11 comments sorted by best / new / date

    steven seagull
    playing the "relative minor" - one of the most commonly peddled pieces of duff information in guitar circles. It's symptomatic of people getting too wrapped up in the physical and technical aspects of playing the guitar instead of actually listening to what they're doing It was guff 30 years ago when someone first introduced me to the concept, and it's still guff now. Sadly if people say something with enough authority and confidence then it can be easy to convince others that it's correct.
    If the major scale and its relative minor share the same notes, what's the advantage of playing the relative minor instead of the major scale?
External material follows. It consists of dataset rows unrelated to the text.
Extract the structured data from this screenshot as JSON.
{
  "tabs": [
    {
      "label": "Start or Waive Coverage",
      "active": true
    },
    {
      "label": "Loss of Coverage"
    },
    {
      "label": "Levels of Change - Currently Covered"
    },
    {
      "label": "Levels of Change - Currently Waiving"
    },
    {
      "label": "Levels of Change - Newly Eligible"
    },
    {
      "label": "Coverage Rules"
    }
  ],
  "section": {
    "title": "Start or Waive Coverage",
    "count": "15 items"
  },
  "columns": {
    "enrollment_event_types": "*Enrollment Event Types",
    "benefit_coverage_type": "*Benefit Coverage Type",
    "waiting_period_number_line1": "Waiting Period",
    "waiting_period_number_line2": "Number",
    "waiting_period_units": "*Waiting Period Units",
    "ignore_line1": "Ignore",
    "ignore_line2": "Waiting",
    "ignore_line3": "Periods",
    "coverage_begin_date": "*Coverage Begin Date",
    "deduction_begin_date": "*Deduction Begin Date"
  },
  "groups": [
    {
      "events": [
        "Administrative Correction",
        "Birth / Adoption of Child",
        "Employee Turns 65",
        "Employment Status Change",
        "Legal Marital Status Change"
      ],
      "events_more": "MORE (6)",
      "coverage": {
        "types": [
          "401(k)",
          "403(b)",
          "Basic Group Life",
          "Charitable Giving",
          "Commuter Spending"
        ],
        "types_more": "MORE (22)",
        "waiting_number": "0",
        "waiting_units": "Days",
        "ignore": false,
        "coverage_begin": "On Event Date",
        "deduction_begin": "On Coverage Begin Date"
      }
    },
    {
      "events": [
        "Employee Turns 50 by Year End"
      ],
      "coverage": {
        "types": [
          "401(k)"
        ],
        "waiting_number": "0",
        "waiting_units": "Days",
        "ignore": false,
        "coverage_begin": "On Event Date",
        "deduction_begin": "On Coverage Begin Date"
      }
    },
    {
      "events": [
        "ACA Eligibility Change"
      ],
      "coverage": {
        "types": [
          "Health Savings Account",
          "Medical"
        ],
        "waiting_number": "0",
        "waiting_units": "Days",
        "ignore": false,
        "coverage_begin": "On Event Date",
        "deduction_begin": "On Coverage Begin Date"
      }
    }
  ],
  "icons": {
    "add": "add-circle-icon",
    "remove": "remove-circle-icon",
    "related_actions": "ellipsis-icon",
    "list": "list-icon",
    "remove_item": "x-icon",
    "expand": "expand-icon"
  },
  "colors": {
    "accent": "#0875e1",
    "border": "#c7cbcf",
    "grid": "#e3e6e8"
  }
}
Don't say "you can use the minor shapes" or "it creates a minor sound". The shapes were available before (same notes) and the sound has not changed (same notes).
    Well apart from runs and fills that you might be more comfortable with in the minor pentatonic shape (I know I am lol), there's other minor options. Only the natural minor scale (aka Aeolian mode) will have the exact same notes as the major scale. The harmonic minor is used pretty often and is just the natural minor with a raised seventh, which can create different tensions and voicings. The melodic minor raises the sixth and the seventh when the scale is ascending, and makes them natural when it's descending so you have a lot of leeway with different tones there.
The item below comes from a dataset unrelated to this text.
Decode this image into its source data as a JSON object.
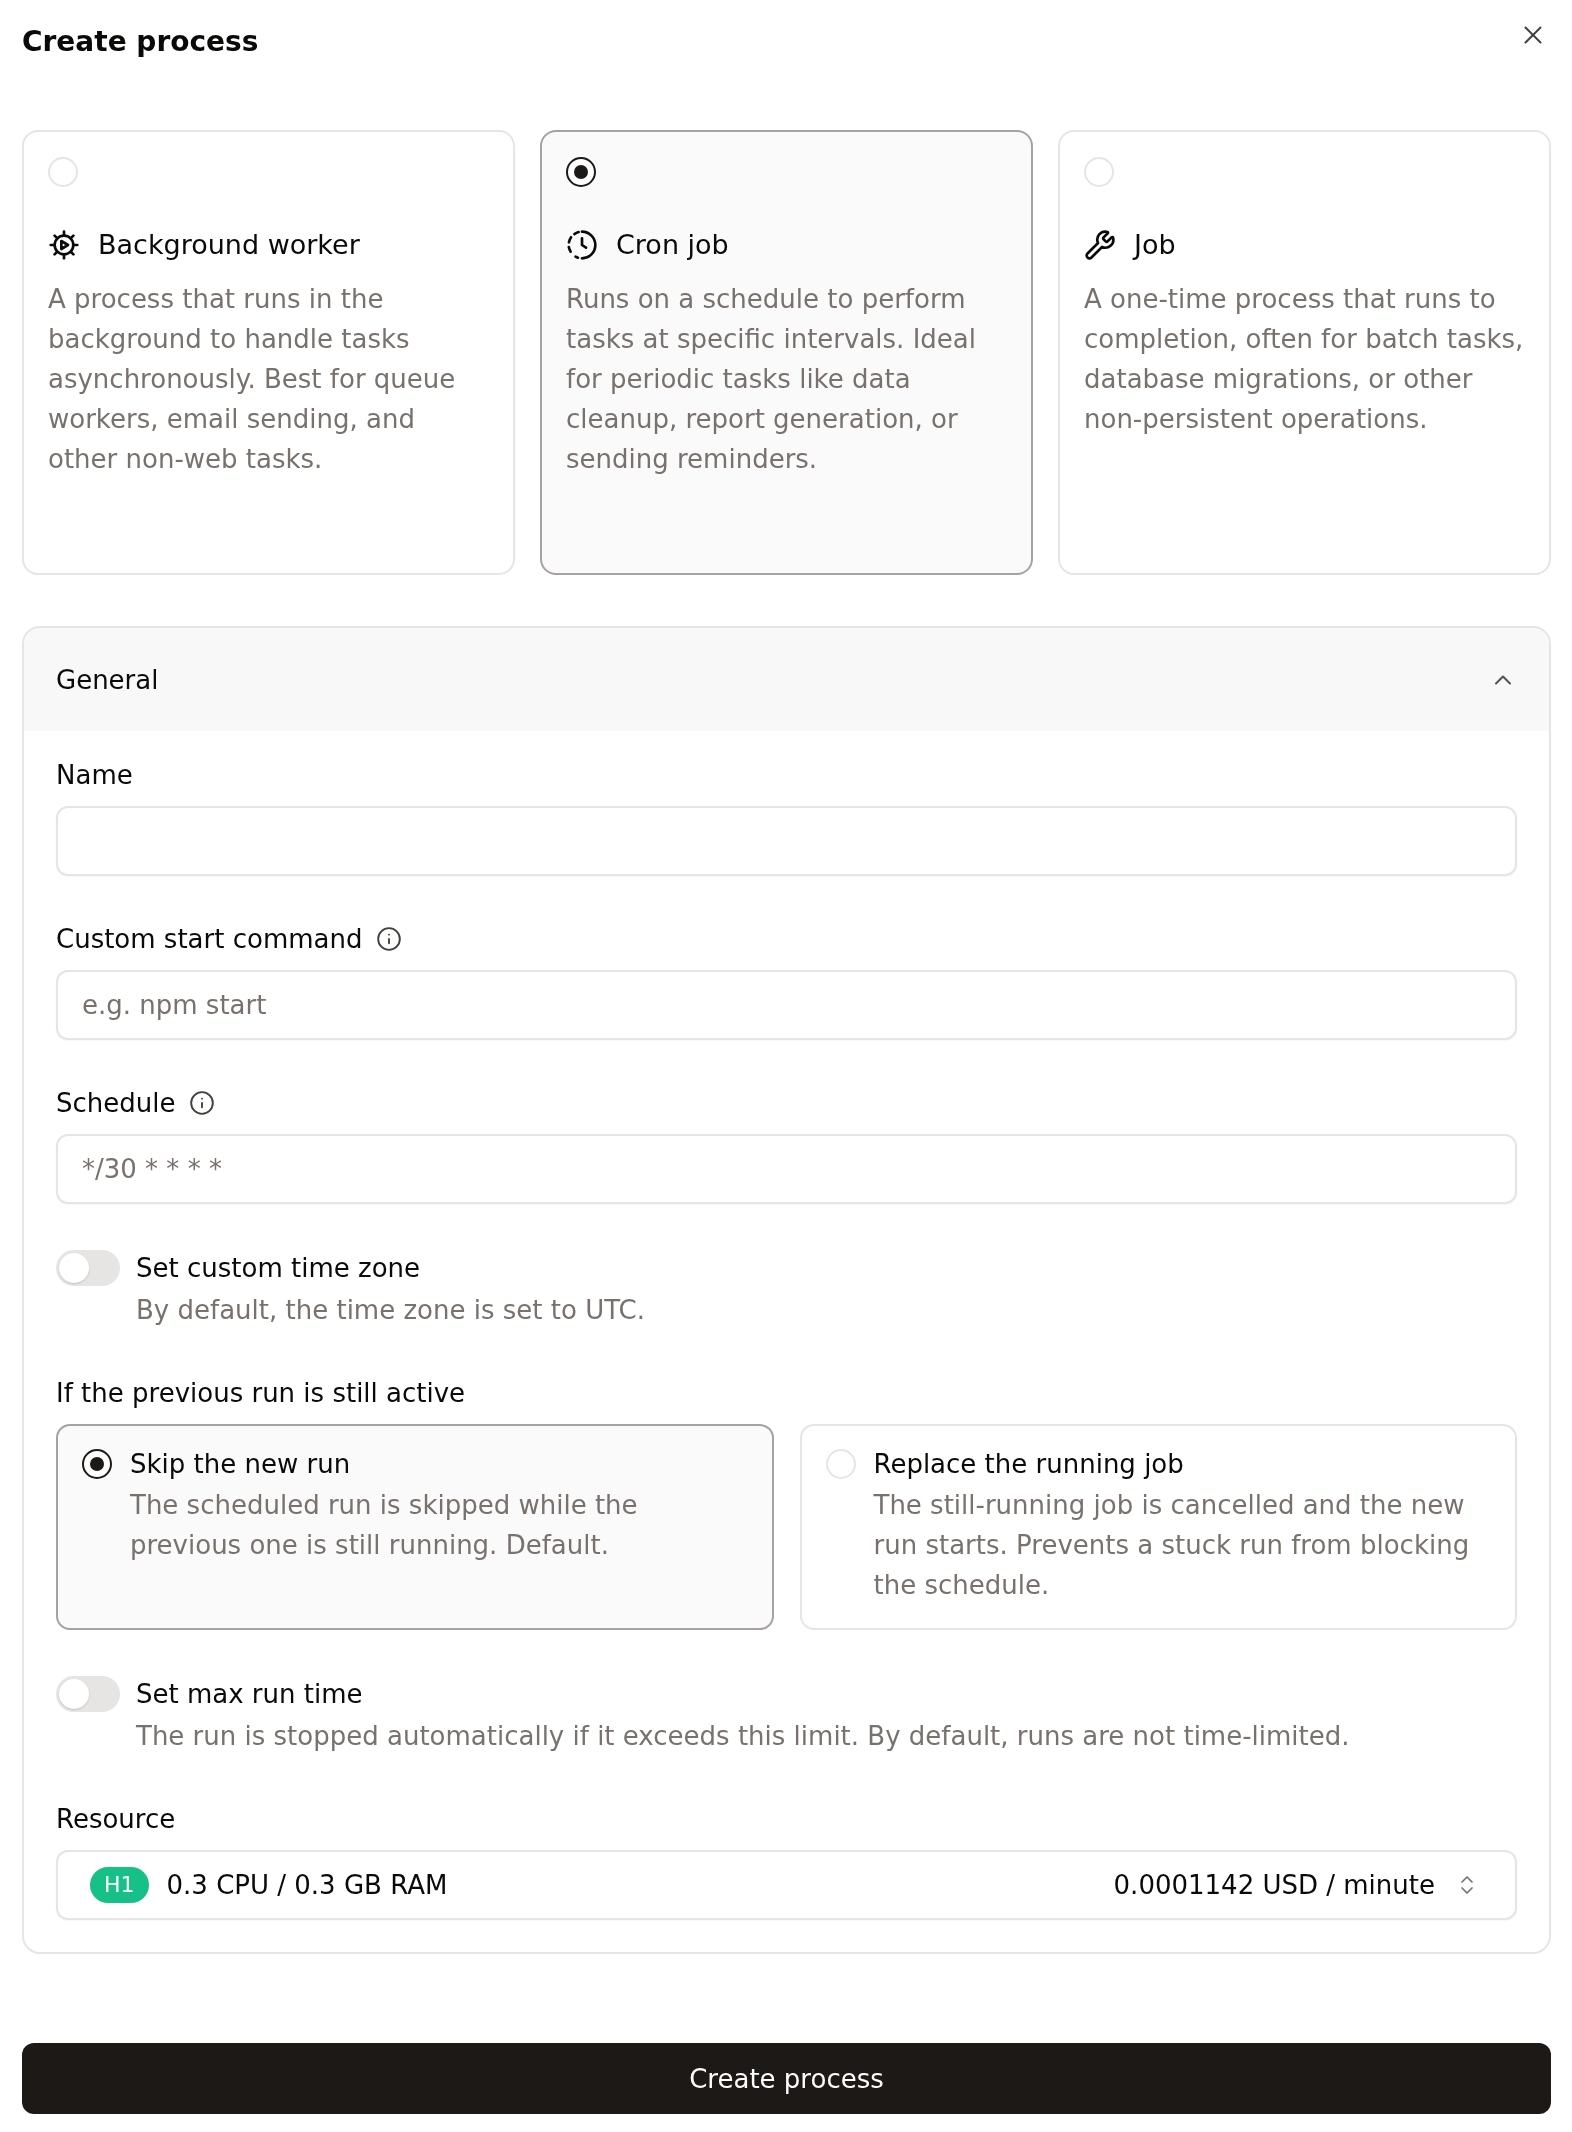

    The relative "minor pentatonic shape" was always available, it's the same notes. That's cool if you find it easier to play with that shape but there was nothing stopping you before. As for your other suggestions about employing accidentals, this is a way to create a different sound, however in a major key you should think about the accidentals in relation to the major scale as this is how they function and will be heard. So for your examples: Playing the relative minor with a raised 7th = Major scale with a b6. Playing the relative minor with a raised 6th = Major scale with a b5 Using accidentals isn't playing the relative minor though, as you pointed out they are not relative.
    In the video he plays the G# minor pentatonic scale over the chords which are in the key of B major. The important connection to make here is that the G# minor pentatonic and the B major pentatonic are the EXACT SAME SCALE! If you map out those two scales on the fretboard, they have all the same shapes and all the same notes. If you look at the shapes of the major and minor pentatonic, you will realize that they are the same. So it would be more correct to say that he is playing a B major pentatonic scale in the video. He only calls it a G# minor pentatonic because his students are more comfortable thinking of those same shapes as a minor pentatonic. The scale in the video does NOT have a minor sound because it is actually a major scale. And you don't use the minor shapes, you use the major shapes! This same concept is seen in all 7 modes. C Ionian = D Dorian = E Phrygian = F Lydian = G Mixolydian = A Aeolian = B Locrian. All 7 of these scales are identical in every way. The only distinction between them is in their theoretical application. If you were playing in the key of C major, you would play a C Ionian, not a G mixolydian, even though they are identical. I hope that wasn't too confusing...
    If this post is addressed at me, I agree that using these scales in the ways described above is redundant. However there are more valid ways available of using both the modes and minor scales that are not described in your post or the video.
    What does the m next to your username mean? Perhaps you already have an understanding of the idea. From your question I assumed you were confused.